The cutting stylus is not perpendicular to the groove; it’s some 15 to 20 degrees off-axis, like the claws of a garden rake, so the Vertical Tracking Angle (VTA) is sometimes referred to as Standard Rake Angle (SRA). To get VTA in the ballpark, start by observing the arm while a record is playing. The arm should be parallel to the record. (See Fig. C.)

Both the Technics SL-1200 and the Audio-Technica AT-SL120 allow the arm to be raised or lowered with an outer ring located below the arm’s pivot area. The AT-SL120 adjustment did not go low enough, so another slip mat was added to raise the disc.

For the stylus to accurately trace the grooves, the cantilever to which it’s attached must be highly flexible in both the lateral and vertical planes, as determined by the rubber-like substance used at the pivot point. User requirements determine the actual tracking force.

Figure B: Shure’s overhang tool has a saddle for its V-15 Series cartridge to snap into; alignment errors are magnified at the spindle.

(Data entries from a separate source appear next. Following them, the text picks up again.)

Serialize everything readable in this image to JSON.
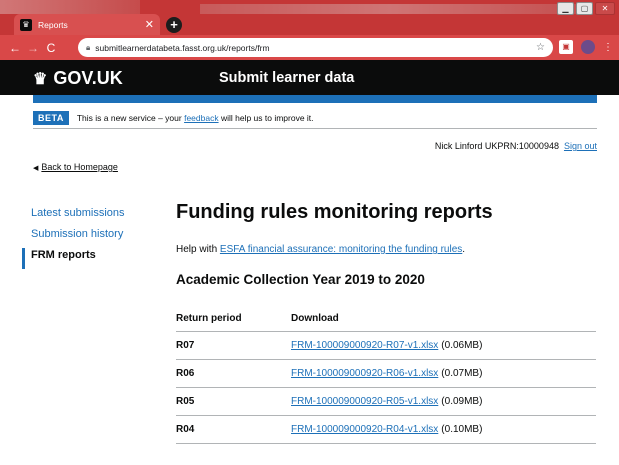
{
  "browser": {
    "tab_title": "Reports",
    "url": "submitlearnerdatabeta.fasst.org.uk/reports/frm"
  },
  "header": {
    "logo_text": "GOV.UK",
    "service_name": "Submit learner data"
  },
  "phase_banner": {
    "tag": "BETA",
    "text_before": "This is a new service – your ",
    "link_text": "feedback",
    "text_after": " will help us to improve it."
  },
  "user": {
    "info": "Nick Linford UKPRN:10000948",
    "sign_out": "Sign out"
  },
  "back_link": "Back to Homepage",
  "sidebar": {
    "items": [
      {
        "label": "Latest submissions"
      },
      {
        "label": "Submission history"
      },
      {
        "label": "FRM reports"
      }
    ]
  },
  "main": {
    "title": "Funding rules monitoring reports",
    "help_prefix": "Help with ",
    "help_link": "ESFA financial assurance: monitoring the funding rules",
    "help_suffix": ".",
    "year_heading": "Academic Collection Year 2019 to 2020",
    "table": {
      "headers": [
        "Return period",
        "Download"
      ],
      "rows": [
        {
          "period": "R07",
          "file": "FRM-100009000920-R07-v1.xlsx",
          "size": "(0.06MB)"
        },
        {
          "period": "R06",
          "file": "FRM-100009000920-R06-v1.xlsx",
          "size": "(0.07MB)"
        },
        {
          "period": "R05",
          "file": "FRM-100009000920-R05-v1.xlsx",
          "size": "(0.09MB)"
        },
        {
          "period": "R04",
          "file": "FRM-100009000920-R04-v1.xlsx",
          "size": "(0.10MB)"
        }
      ]
    }
  },
  "colors": {
    "browser_chrome": "#c43636",
    "gov_black": "#0b0c0c",
    "gov_blue": "#1d70b8",
    "border": "#b1b4b6"
  }
}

Audiophiles and archivists strive for the lowest mass and resonance, taking advantage of space-age cantilever and tone arm materials so that the force exerted by the stylus on the grooves is as low as possible. By contrast, a DJ wants a cantilever that can tolerate scratching without bending. Not only is the cantilever (which is hollow) thicker and more robust, but its suspension is tighter to allow increased tracking force without the cartridge body dragging on the record.

To set stylus pressure, minimize the anti-skate. Calibrate the arm by turning the counterweight until the arm floats. Without turning the counterweight, the black “calibrator” ring is rotated until “0” lines up with the black stripe on the arm so that the arm still floats. Now rotate the counterweight until the calibrator ring indicates the desired force. With the anti-skate set to the same value and the turntable spinning, lower the needle down on a groove-less land (in between two tracks, for example), and the arm should stay in place until a groove catches the needle. Increase anti-skate if the arm wanders toward the spindle or decrease if it wanders toward the disc edge.

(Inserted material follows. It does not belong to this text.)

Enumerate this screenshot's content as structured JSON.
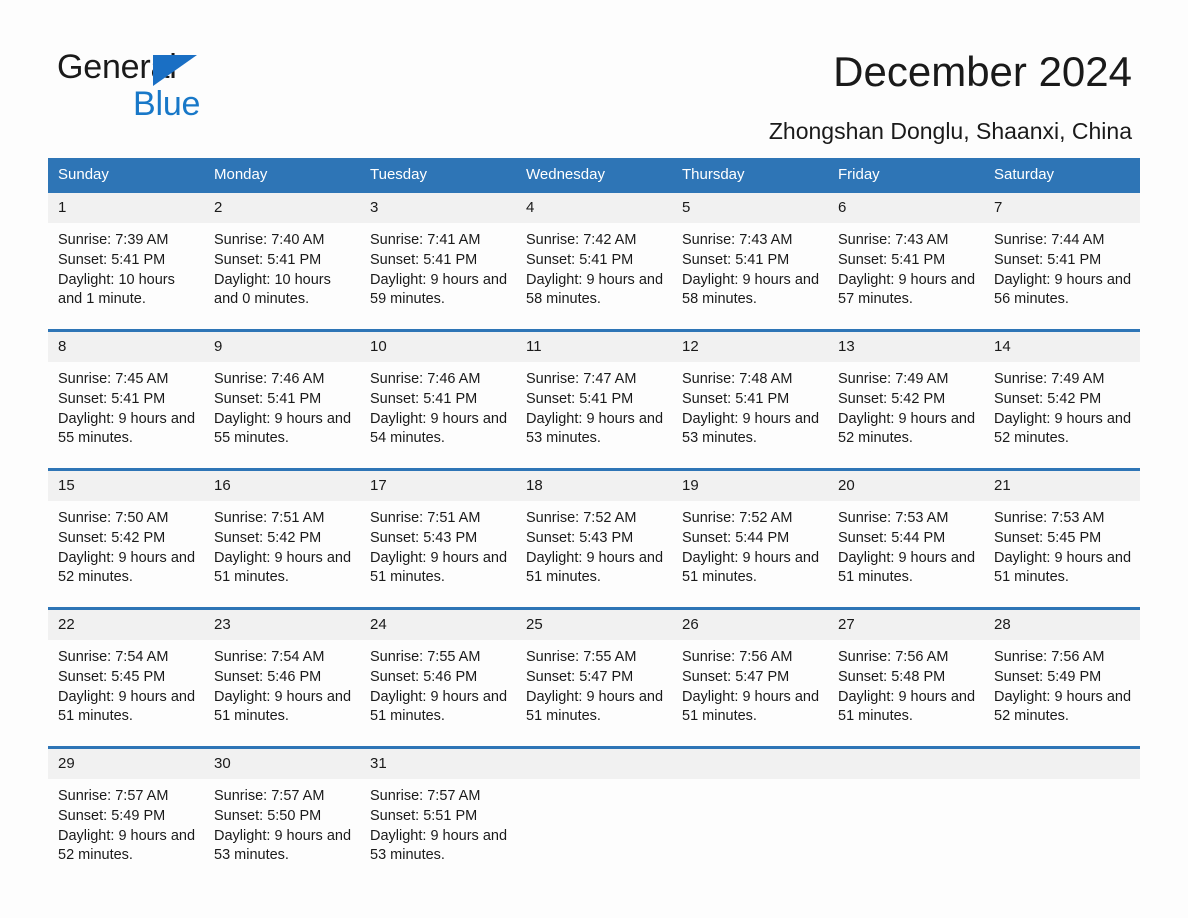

For a standard stereo record, the playback stylus contacts the groove wall at 0.7 mils (0.0007 inches). With no modulation, the top of the groove — at the disc surface — is typically no more than 2 mils (0.002 inches) wide, so that 400 grooves can be squeezed into an inch for a standard stereo LP. By contrast, a club track’s kick and power requires increased depth to keep the needle from bouncing out of the groove, expanding the pitch to less than 100 grooves per inch.

Figure C: The VTA (seen under stylus) is optimized when the arm and headshell are parallel to the disc surface. This is accomplished when the user raises or lowers the arm at the pivot point.

If, like me, you play 78 rpm records for archiving purposes, you’ll need something other than the stereo needle, which typically has a 2.7- to 3-mil tip radius and costs around $50. Different eras and wear patterns require a wider tip radius range (from 2-mil to 5-mil, for example), whereas prices are easily three- to five-times standard.

Last fall, I purchased two Audio-Technica AT-SL120 turntables specifically for their ability to play 78 rpm records. The AT looks like an exact Technics clone, but pressing both the 33 and 45 buttons engages a high-speed mode — although there is no strobe to indicate speed accuracy. Note: While the stock SL120 has two speeds, there is an aftermarket 78 rpm mod available, but it’s not for sale in “kit” form.

The next time I tackle this subject, I’ll address stylus size optimization, preamps, disc equalization and artifact-removal software. Until then, groove on!

Eddie credits his dad for inspiring his life and career. Listen to his 78 rpm transfers at